AutoHotKey has a large list of capabilities starting from keyboard shortcuts, macro-creation, and software automation. That’s not the tool can do – it can also set up Windows Event Hooks, inject VBScript/JScript, and even inject DLLs in other process’ memory, the expert said. On top of everything, since it is a reputable tool it has gathered a “sizeable community” that has aided pushing the tool’s interpreter into the whitelists of a prevalent number of AV vendors.
Unfortunately, due to its popularity and whitelisting capabilities, AutoHotKey has attracted the attention of malware coders who have been using the scripting language to remain undetected on systems and spread various types of malicious payloads.
AHK-based malware was even found to distribute cryptocurrency miners and a particular clipboard hijacker known as Evrial.
While exploring the daily plethora of AHK scripts, we found some eerily similar snippets of code. Turns out all of them are based on a popular script for clipbankers roaming in the wild. The principle of operation for this malware is simple: it stays resident in memory and listens for any activity in your clipboard. When it contains anything resembling a crypto wallet, it replaces the content with its own wallet address, thus tricking you into sending funds to him instead.
Furthermore, researchers from security firm CyberReason also stumbled upon malware, an AHK-based credentials stealer that “masquerades as Kaspersky Antivirus and spreads through infected USB drives”. Researchers named this piece Fauxpersky.
“This AHK keylogger utilizes a fairly straightforward method of self propagation to spread.
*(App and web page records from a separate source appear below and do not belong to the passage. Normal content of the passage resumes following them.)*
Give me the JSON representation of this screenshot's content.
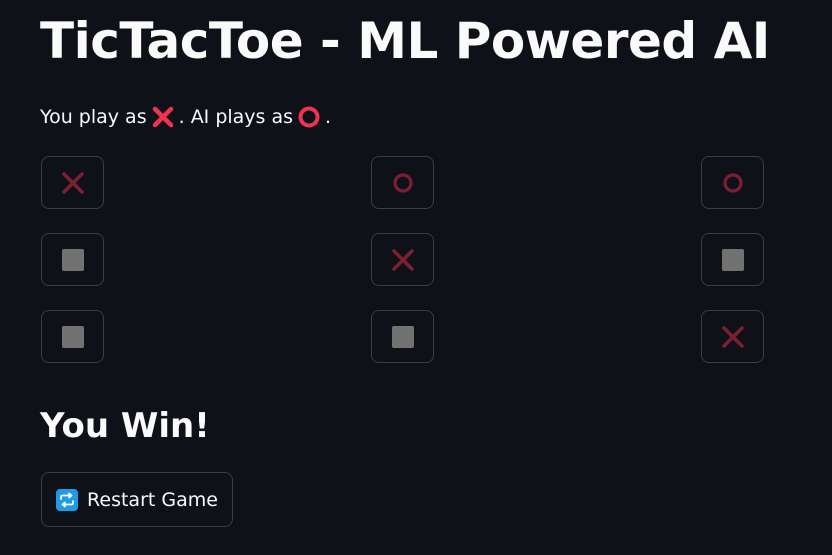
{
  "header": {
    "title": "TicTacToe - ML Powered AI"
  },
  "intro": {
    "you_play": "You play as",
    "player_mark_icon": "cross-mark-emoji",
    "ai_plays": ". AI plays as",
    "ai_mark_icon": "hollow-circle-emoji",
    "end": "."
  },
  "board": {
    "rows": [
      [
        "X",
        "O",
        "O"
      ],
      [
        "empty",
        "X",
        "empty"
      ],
      [
        "empty",
        "empty",
        "X"
      ]
    ],
    "colors": {
      "x_mark": "#7d1f33",
      "o_mark": "#7d1f33",
      "empty_mark": "#727272",
      "emoji_red": "#f0334f"
    }
  },
  "status": {
    "result": "You Win!"
  },
  "controls": {
    "restart_icon": "repeat-arrows-icon",
    "restart_label": "Restart Game",
    "restart_icon_color": "#1e9be9"
  }
}
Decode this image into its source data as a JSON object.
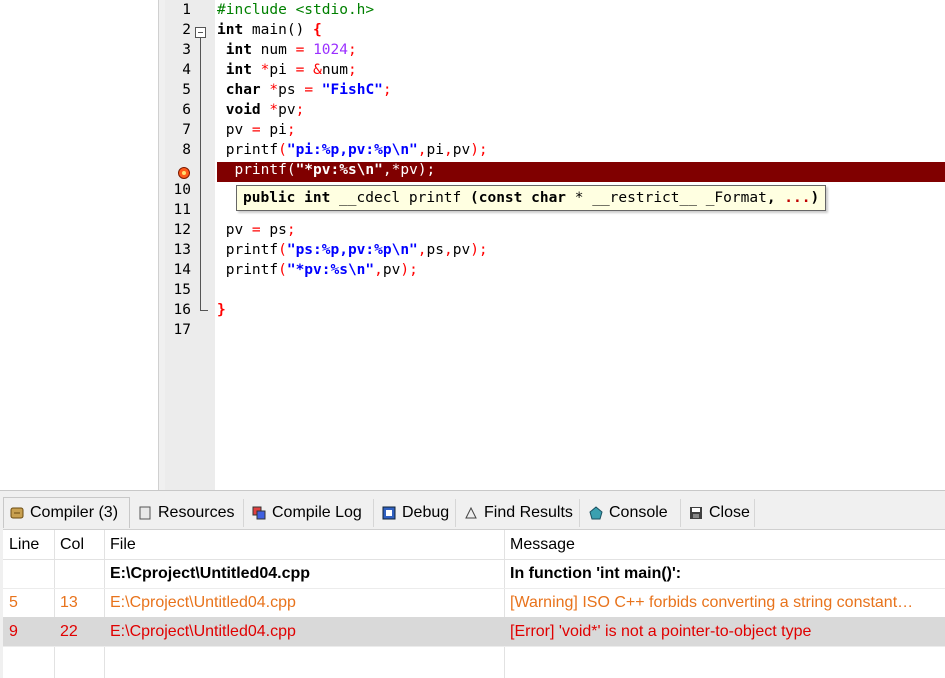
{
  "editor": {
    "lines": [
      {
        "n": "1",
        "tokens": [
          [
            "pre",
            "#include <stdio.h>"
          ]
        ]
      },
      {
        "n": "2",
        "tokens": [
          [
            "kw",
            "int"
          ],
          [
            "plain",
            " main() "
          ],
          [
            "sym",
            "{"
          ]
        ]
      },
      {
        "n": "3",
        "tokens": [
          [
            "plain",
            " "
          ],
          [
            "kw",
            "int"
          ],
          [
            "plain",
            " num "
          ],
          [
            "op",
            "="
          ],
          [
            "plain",
            " "
          ],
          [
            "num",
            "1024"
          ],
          [
            "op",
            ";"
          ]
        ]
      },
      {
        "n": "4",
        "tokens": [
          [
            "plain",
            " "
          ],
          [
            "kw",
            "int"
          ],
          [
            "plain",
            " "
          ],
          [
            "op",
            "*"
          ],
          [
            "plain",
            "pi "
          ],
          [
            "op",
            "="
          ],
          [
            "plain",
            " "
          ],
          [
            "op",
            "&"
          ],
          [
            "plain",
            "num"
          ],
          [
            "op",
            ";"
          ]
        ]
      },
      {
        "n": "5",
        "tokens": [
          [
            "plain",
            " "
          ],
          [
            "kw",
            "char"
          ],
          [
            "plain",
            " "
          ],
          [
            "op",
            "*"
          ],
          [
            "plain",
            "ps "
          ],
          [
            "op",
            "="
          ],
          [
            "plain",
            " "
          ],
          [
            "str",
            "\"FishC\""
          ],
          [
            "op",
            ";"
          ]
        ]
      },
      {
        "n": "6",
        "tokens": [
          [
            "plain",
            " "
          ],
          [
            "kw",
            "void"
          ],
          [
            "plain",
            " "
          ],
          [
            "op",
            "*"
          ],
          [
            "plain",
            "pv"
          ],
          [
            "op",
            ";"
          ]
        ]
      },
      {
        "n": "7",
        "tokens": [
          [
            "plain",
            " pv "
          ],
          [
            "op",
            "="
          ],
          [
            "plain",
            " pi"
          ],
          [
            "op",
            ";"
          ]
        ]
      },
      {
        "n": "8",
        "tokens": [
          [
            "plain",
            " printf"
          ],
          [
            "op",
            "("
          ],
          [
            "str",
            "\"pi:%p,pv:%p\\n\""
          ],
          [
            "op",
            ","
          ],
          [
            "plain",
            "pi"
          ],
          [
            "op",
            ","
          ],
          [
            "plain",
            "pv"
          ],
          [
            "op",
            ");"
          ]
        ]
      },
      {
        "n": "",
        "tokens": [
          [
            "plain",
            "  printf"
          ],
          [
            "op",
            "("
          ],
          [
            "str",
            "\"*pv:%s\\n\""
          ],
          [
            "op",
            ","
          ],
          [
            "op",
            "*"
          ],
          [
            "plain",
            "pv"
          ],
          [
            "op",
            ");"
          ]
        ]
      },
      {
        "n": "10",
        "tokens": []
      },
      {
        "n": "11",
        "tokens": []
      },
      {
        "n": "12",
        "tokens": [
          [
            "plain",
            " pv "
          ],
          [
            "op",
            "="
          ],
          [
            "plain",
            " ps"
          ],
          [
            "op",
            ";"
          ]
        ]
      },
      {
        "n": "13",
        "tokens": [
          [
            "plain",
            " printf"
          ],
          [
            "op",
            "("
          ],
          [
            "str",
            "\"ps:%p,pv:%p\\n\""
          ],
          [
            "op",
            ","
          ],
          [
            "plain",
            "ps"
          ],
          [
            "op",
            ","
          ],
          [
            "plain",
            "pv"
          ],
          [
            "op",
            ");"
          ]
        ]
      },
      {
        "n": "14",
        "tokens": [
          [
            "plain",
            " printf"
          ],
          [
            "op",
            "("
          ],
          [
            "str",
            "\"*pv:%s\\n\""
          ],
          [
            "op",
            ","
          ],
          [
            "plain",
            "pv"
          ],
          [
            "op",
            ");"
          ]
        ]
      },
      {
        "n": "15",
        "tokens": []
      },
      {
        "n": "16",
        "tokens": [
          [
            "sym",
            "}"
          ]
        ]
      },
      {
        "n": "17",
        "tokens": []
      }
    ],
    "tooltip": [
      [
        "b",
        "public int"
      ],
      [
        "n",
        " __cdecl printf "
      ],
      [
        "b",
        "(const char"
      ],
      [
        "n",
        " * __restrict__ _Format"
      ],
      [
        "b",
        ", "
      ],
      [
        "r",
        "..."
      ],
      [
        "b",
        ")"
      ]
    ]
  },
  "tabs": [
    {
      "label": "Compiler (3)",
      "icon": "compiler-icon",
      "active": true
    },
    {
      "label": "Resources",
      "icon": "resources-icon",
      "active": false
    },
    {
      "label": "Compile Log",
      "icon": "compile-log-icon",
      "active": false
    },
    {
      "label": "Debug",
      "icon": "debug-icon",
      "active": false
    },
    {
      "label": "Find Results",
      "icon": "find-results-icon",
      "active": false
    },
    {
      "label": "Console",
      "icon": "console-icon",
      "active": false
    },
    {
      "label": "Close",
      "icon": "close-icon",
      "active": false
    }
  ],
  "grid": {
    "headers": [
      "Line",
      "Col",
      "File",
      "Message"
    ],
    "rows": [
      {
        "line": "",
        "col": "",
        "file": "E:\\Cproject\\Untitled04.cpp",
        "message": "In function 'int main()':",
        "style": "bold"
      },
      {
        "line": "5",
        "col": "13",
        "file": "E:\\Cproject\\Untitled04.cpp",
        "message": "[Warning] ISO C++ forbids converting a string constant…",
        "style": "warning"
      },
      {
        "line": "9",
        "col": "22",
        "file": "E:\\Cproject\\Untitled04.cpp",
        "message": "[Error] 'void*' is not a pointer-to-object type",
        "style": "error"
      }
    ],
    "colors": {
      "warning": "#e8731c",
      "error": "#e00000",
      "selected_bg": "#d9d9d9"
    }
  }
}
After the initial execution, the keylogger gathers the listed drives on the machine and begins to replicate itself to them,” the researchers said.
AHK-Based Malware Quickly Evolving
As it appears, the Fauxpersky sample analyzed by Cybereason wasn’t at all complex. However, researchers come across more advanced and evolved malware strains on a daily basis. These samples reveal that their coders are gaining more knowledge in how to utilize AutoHotKey in their malicious operations. The latest piece of AHK-based malware has used fife different obfuscation functions that intertwine each other.
All of these recent discoveries point that malicious coders have found a new favorite scripting tool to use for the development of new malware.